Tricounty News

Making and Using a Salad Box

Maybe you've heard of a salad spinner or even a salad shooter, but you have never heard of a salad box. A salad box is a handy dandy, easy-to-build container for growing salad greens. It is essentially a shallow wooden frame with a mesh bottom to allow for drainage. You fill it with potting soil mixture, plant it with lettuce and radishes and before you know, you are growing your own salads. Why, you ask, do you need a salad box when you can easily plant lettuce in the ground? Well, there are a few reasons. It is like the tomato plant that you are growing in that five-gallon bucket; think "temperature management". Tomatoes like hot weather and lettuce likes cool weather. How can it be that tomatoes and lettuce go so well together in a salad, but like completely different kinds of weather? Reminds me of the differences between men and women, but someone else will need to write that article! Let's just say that lettuce likes cool weather, so now is a perfect time to be planting lettuce. When July rolls around and we are ready to pick our first tomato, the weather will be hot. Lettuce doesn't like heat. It will turn bitter tasting and "bolt", (when a plant bolts it is forming seed heads). When the weather turns hot the salad box can be moved to a cooler spot and it will keep producing! Generally the salad box will grow best with full sun until June 15, with light shade from then until about Sept. 1, then back into the full sun in the cooler autumn weather.
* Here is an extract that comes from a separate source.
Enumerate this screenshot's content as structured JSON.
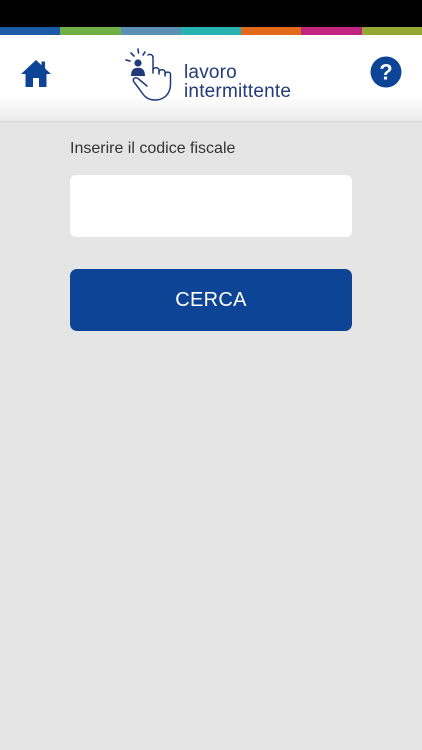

Lettuce grows in a three-to four-week cycle, what you plant today, you will be eating in three to four weeks. For a continuous supply of lettuce you will need to keep replanting. If you keep replanting your salad box you will be enjoying lettuce well into October. Another advantage of a salad box is that it can be raised up to keep the rabbits out of it. How do you make a salad box? Pretty easy. It is just a 2 feet by 4 feet frame, with a mesh bottom. Before you start to build, it is best to decide what material you will use for your mesh bottom. The mesh bottom is important for drainage. Hardware cloth or chicken wire will work. I bought a 2-foot wide, 5-foot long roll of hardware cloth for under $4. Hardware cloth is a wire mesh that is pretty sturdy, but the wires are about a half-inch apart. I used a layer of metal window screen over mine to hold the soil mixture. If you don't have any metal window-screen material, you can line the bottom of the salad box with several layers of newspaper or old paper bags. Don't use plastic, it doesn't provide drainage. The box can be any size and shape, but 2 feet wide by 4 feet long seems to be the best size for most folks. Remember, you will need to pick this up and move it so don't make it too big! The frame should be made of regular 2 by 4 lumber. Don't use treated lumber because we aren't really sure if the chemicals used in treated lumber are healthy for us. If you need to buy the boards to make your salad box, I suggest one 2 by 4 eight-feet long and one six feet-long. They should be less than $2 each. You will also need eight nails or screws about 2-1/2 inches long and about 20 roofing nails to attach the mesh to the boards. Now is the time for the best advice, measure twice and cut once! Measure the mesh. Cut the boards to match it, nail them together and attach the mesh. If you need more complete directions, the University of Maryland Extension Service has full instructions on their Web site at Or ask a handy friend to slap it together for you. Guys, remember, if the women don't find you handsome, it is good they find you handy! Once you have your salad box built, fill it with potting soil mixture. Regular garden soil will be too heavy, so don't try it. A little fertilizer will help, but don't use too much. It is a good idea to use half the rate recommended on the package and add a little more each time you replant. There are many good lettuce types which will work. Black Seeded Simpson is a common leaf lettuce that will be ready in about three weeks. There are plenty of others, too. Head lettuce is more difficult to grow, but can be done. The regular iceberg lettuce that you buy in the store isn't what you want. It was developed to be packed and shipped across the country, not to be grown in your back yard. Spinach will work but takes longer to grow than lettuce. Radishes will work well, too. Thank heavens winter is over. Get out there and get gardening! Next time: Doing the dirt. Soil preparation for your garden. If you have a gardening question or suggestions for Mr. Potato Head please e-mail him at This email address is being protected from spambots. You need JavaScript enabled to view it. . Pretty soon he is going to start making up questions if you don't have them! Mr. Potato Head is Stearns County Master Gardener and Kimball resident Rick Ellis